By Dan Morse
February 16, 2013
Chevy Chase landlord used tiny cameras to peep on tenants, police say
Manufacturing is up, prices are down and demand is growing,” said Michael Peros of bugged.com, which sells the devices. “It’s kind of like anything in life. It can be used in a good way, or it can be used in a bad way.” Today’s tiny video and audio recorders, which can be hidden in smoke alarms, clock radios and even calculators, can sell for as little as $49, plus about $35 for the memory card, Peros said. The devices, equipped with motion sensors and tiny batteries, can capture a week’s worth of video and audio.

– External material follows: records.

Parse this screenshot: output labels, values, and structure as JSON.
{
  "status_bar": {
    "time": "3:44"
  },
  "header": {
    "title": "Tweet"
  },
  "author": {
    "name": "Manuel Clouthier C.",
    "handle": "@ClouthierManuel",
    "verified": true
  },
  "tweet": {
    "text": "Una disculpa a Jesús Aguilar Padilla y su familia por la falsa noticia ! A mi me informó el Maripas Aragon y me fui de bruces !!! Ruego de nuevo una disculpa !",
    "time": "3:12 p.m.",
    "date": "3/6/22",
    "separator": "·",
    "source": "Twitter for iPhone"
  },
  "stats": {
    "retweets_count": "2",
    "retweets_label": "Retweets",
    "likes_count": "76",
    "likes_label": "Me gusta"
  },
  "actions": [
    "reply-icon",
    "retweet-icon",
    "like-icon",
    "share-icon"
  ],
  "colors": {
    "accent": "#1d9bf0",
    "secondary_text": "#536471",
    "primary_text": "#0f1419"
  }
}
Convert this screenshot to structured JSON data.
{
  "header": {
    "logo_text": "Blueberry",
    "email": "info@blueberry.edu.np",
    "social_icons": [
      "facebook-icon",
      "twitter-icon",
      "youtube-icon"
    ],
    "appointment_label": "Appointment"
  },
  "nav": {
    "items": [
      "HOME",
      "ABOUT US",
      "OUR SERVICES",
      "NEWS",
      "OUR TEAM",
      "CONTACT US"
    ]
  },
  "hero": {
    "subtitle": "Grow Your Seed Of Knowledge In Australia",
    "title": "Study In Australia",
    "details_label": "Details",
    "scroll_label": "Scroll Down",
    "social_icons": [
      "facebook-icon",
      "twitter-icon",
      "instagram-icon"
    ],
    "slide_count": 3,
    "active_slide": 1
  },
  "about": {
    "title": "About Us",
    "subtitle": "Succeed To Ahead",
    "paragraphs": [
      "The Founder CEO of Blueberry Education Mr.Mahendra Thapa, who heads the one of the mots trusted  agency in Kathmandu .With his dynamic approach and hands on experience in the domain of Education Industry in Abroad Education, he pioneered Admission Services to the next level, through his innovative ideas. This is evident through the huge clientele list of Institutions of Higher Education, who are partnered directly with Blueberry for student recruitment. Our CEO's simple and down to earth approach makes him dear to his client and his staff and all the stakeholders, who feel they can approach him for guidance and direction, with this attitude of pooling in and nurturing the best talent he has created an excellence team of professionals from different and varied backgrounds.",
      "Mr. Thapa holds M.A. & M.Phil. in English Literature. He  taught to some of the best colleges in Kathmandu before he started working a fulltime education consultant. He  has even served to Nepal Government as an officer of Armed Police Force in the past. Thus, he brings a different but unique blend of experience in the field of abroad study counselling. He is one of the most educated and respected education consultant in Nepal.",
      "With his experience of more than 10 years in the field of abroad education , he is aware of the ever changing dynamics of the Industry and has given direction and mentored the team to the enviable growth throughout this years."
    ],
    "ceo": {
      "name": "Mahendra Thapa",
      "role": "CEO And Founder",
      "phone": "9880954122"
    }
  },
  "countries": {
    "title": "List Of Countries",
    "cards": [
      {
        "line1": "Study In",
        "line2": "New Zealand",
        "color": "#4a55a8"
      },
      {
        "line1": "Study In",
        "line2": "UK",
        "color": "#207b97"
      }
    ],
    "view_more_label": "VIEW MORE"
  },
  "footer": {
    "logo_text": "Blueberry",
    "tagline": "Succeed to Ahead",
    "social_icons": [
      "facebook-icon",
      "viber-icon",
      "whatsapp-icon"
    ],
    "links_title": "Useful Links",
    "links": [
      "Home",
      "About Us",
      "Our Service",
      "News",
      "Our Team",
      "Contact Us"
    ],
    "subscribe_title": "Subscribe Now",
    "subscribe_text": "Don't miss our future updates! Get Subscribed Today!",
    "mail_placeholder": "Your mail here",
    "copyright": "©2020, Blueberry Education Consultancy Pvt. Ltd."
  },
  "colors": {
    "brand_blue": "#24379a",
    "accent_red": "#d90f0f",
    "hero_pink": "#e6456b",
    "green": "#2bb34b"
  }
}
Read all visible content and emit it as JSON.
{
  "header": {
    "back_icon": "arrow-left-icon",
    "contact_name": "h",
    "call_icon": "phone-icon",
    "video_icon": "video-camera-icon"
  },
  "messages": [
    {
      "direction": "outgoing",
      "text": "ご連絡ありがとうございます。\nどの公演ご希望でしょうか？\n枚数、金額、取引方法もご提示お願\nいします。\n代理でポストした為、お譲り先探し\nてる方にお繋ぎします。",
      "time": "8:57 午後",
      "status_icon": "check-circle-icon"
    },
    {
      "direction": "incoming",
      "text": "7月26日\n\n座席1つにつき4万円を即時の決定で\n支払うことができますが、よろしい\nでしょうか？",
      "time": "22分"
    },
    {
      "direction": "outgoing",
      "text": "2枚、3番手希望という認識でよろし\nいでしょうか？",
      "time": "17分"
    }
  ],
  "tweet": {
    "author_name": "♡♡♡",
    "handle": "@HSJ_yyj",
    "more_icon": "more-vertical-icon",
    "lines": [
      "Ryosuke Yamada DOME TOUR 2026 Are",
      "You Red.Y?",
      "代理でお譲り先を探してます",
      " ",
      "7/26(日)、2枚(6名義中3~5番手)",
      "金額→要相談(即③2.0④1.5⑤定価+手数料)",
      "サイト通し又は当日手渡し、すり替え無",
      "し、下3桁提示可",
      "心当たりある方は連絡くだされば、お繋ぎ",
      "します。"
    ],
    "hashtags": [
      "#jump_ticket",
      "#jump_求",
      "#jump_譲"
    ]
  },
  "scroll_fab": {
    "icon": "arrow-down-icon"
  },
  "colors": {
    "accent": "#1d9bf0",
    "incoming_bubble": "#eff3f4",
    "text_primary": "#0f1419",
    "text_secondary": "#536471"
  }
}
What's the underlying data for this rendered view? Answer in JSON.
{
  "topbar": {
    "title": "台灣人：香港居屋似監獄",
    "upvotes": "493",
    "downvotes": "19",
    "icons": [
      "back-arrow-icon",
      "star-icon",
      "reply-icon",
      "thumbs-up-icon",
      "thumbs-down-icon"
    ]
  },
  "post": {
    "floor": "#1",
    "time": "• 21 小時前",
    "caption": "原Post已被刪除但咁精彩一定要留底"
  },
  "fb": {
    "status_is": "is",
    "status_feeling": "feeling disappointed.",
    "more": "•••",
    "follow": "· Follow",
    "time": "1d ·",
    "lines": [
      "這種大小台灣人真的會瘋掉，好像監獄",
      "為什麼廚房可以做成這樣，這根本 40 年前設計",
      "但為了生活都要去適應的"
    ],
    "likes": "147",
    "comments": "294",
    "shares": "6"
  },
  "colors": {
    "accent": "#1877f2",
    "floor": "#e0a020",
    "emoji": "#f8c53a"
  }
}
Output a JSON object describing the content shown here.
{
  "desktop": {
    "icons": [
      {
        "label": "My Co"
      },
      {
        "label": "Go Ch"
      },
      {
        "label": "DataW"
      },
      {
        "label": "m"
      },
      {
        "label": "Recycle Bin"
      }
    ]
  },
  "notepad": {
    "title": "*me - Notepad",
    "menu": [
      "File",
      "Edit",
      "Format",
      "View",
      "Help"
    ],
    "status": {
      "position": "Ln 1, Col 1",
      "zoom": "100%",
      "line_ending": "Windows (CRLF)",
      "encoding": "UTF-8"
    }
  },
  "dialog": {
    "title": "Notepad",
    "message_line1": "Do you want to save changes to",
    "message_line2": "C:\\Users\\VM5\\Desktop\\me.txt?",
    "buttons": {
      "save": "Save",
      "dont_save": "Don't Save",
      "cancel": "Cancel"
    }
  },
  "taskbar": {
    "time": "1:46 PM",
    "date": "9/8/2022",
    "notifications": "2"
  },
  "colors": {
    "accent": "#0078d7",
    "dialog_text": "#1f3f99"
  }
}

That kind of technology five years ago, he said, would have cost about $5,000. Ten years ago, the price would have exceeded $25,000.About 15 percent of his firm’s cyber- and bug-sweeping practice, Peros said, involves tracking down peeping-Tom cameras.